Two minutes later, Barnet were ahead again as the game really started to pick up. The impressive youngster Nwogu was fouled 25 yards out, and Gash stepped up to hit a fantastic free kick past Flinders. You’ll go a long way to see a better free kick than that, and it was probably only because McLean wasn’t on the pitch that Gash got to take it in the first place. This goal had a clear effect on York, and their heads dropped visibly as Barnet took firm control on the final few minutes.
As we approached full time, one York fan was allowed onto the terrace behind the opposite goal to retrieve his flag. Jon noticed him and pointed him out to me, just an angry fan trying to convey his rage at his team’s performance via the removal of a banner. Even though he was well over 100 yards from us, you could tell how cross he was from his body language, and imagine him swearing as he untied his flag and thought about his long journey home.
I hope he had a head start on his travels, as into injury time on-loan Brentford full-back Josh Clarke marked his début with a fine late run into the box and a great finish, a couple of minutes after Akinde should have put the result beyond doubt. Barnet ended magnificently, and their fans rewarded them with a rendition of “Twist and Shout” that Jon noted was one of the most atonal things that he had ever heard. In their defence, it’s not the easiest song to sing at the best of times.
The full time whistle sounded, and we all headed back across the field to the station. Barnet is a friendly, accessible club that deserves bigger crowds than it is pulling in, especially in its first season back in the league. Credit to the York fans, thanking the home support and the police as they left, dejected after an ineffective performance. But for the residents of North London, there is an exciting young team under their noses that they really should be paying more attention to.

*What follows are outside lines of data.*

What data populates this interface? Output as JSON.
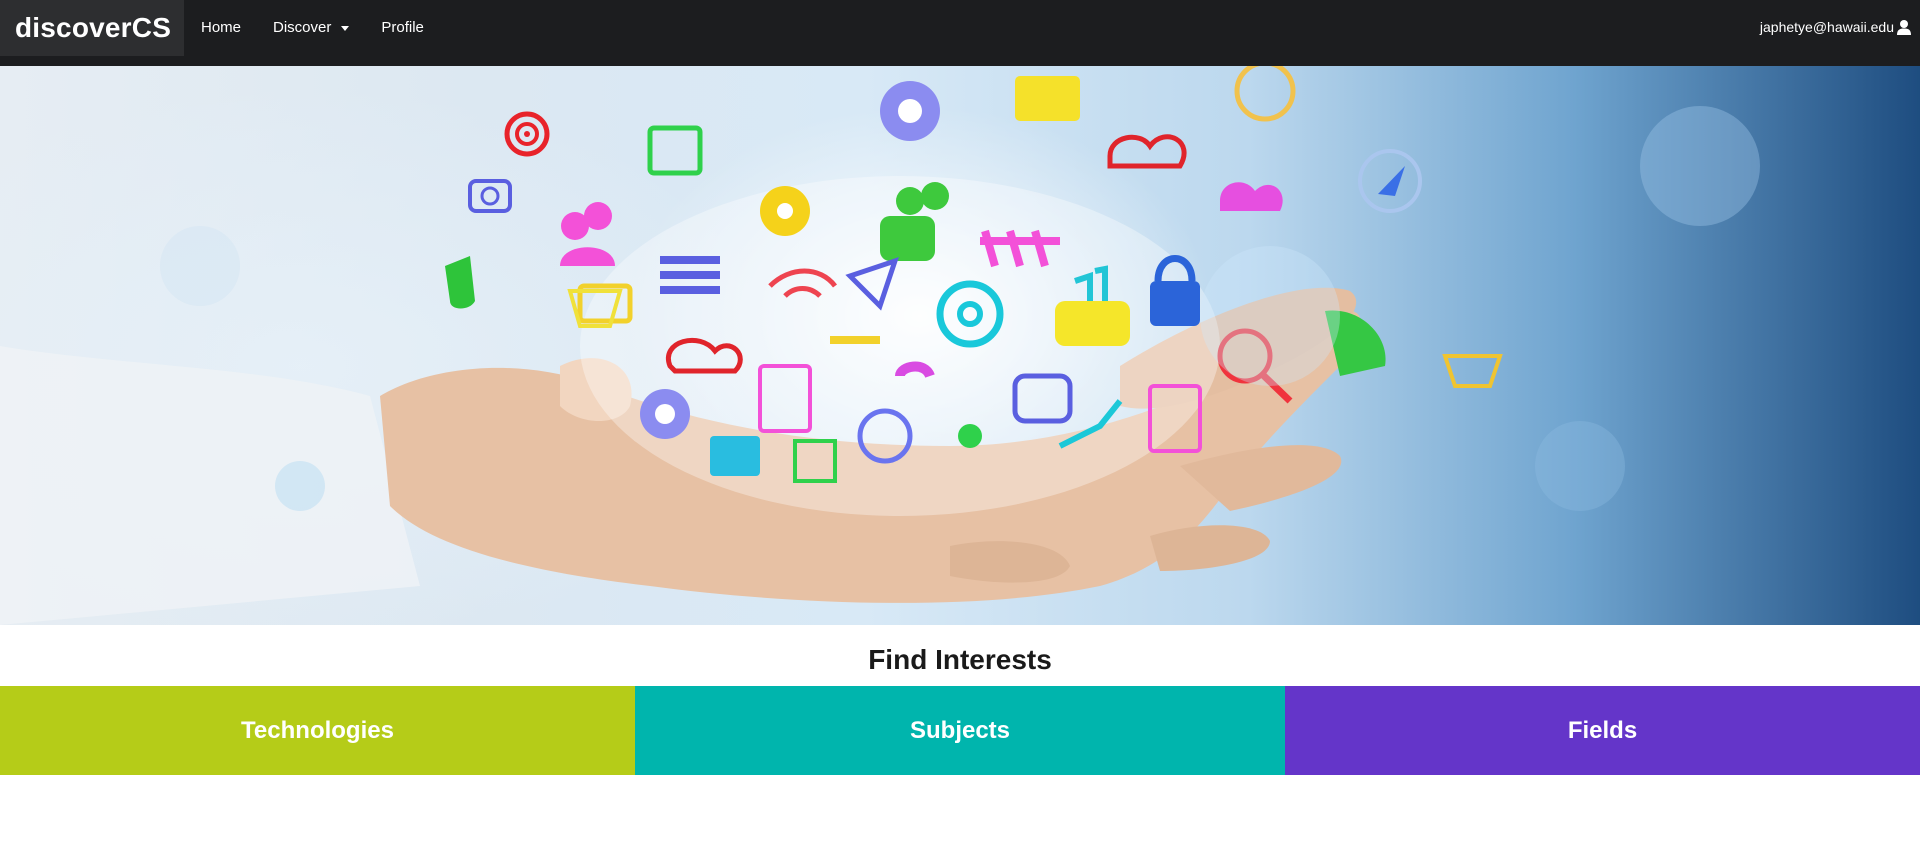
{
  "navbar": {
    "brand": "discoverCS",
    "items": [
      {
        "label": "Home"
      },
      {
        "label": "Discover",
        "has_caret": true
      },
      {
        "label": "Profile"
      }
    ],
    "user_email": "japhetye@hawaii.edu"
  },
  "hero": {
    "description_icon": "hands-holding-app-icons-image"
  },
  "section": {
    "title": "Find Interests",
    "tiles": [
      {
        "label": "Technologies",
        "color": "#b5cc18"
      },
      {
        "label": "Subjects",
        "color": "#00b5ad"
      },
      {
        "label": "Fields",
        "color": "#6435c9"
      }
    ]
  },
  "colors": {
    "navbar_bg": "#1c1d1f",
    "brand_bg": "#2d2e30"
  }
}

Barnet 3 (Akinde 59, Gash 82, Clarke 90) vs York City 1 (Coulson 80)
Cost: Ticket £17; Hot dog £4, Bovril £1.80, Rolos £1.50
Fun Factor: 7/10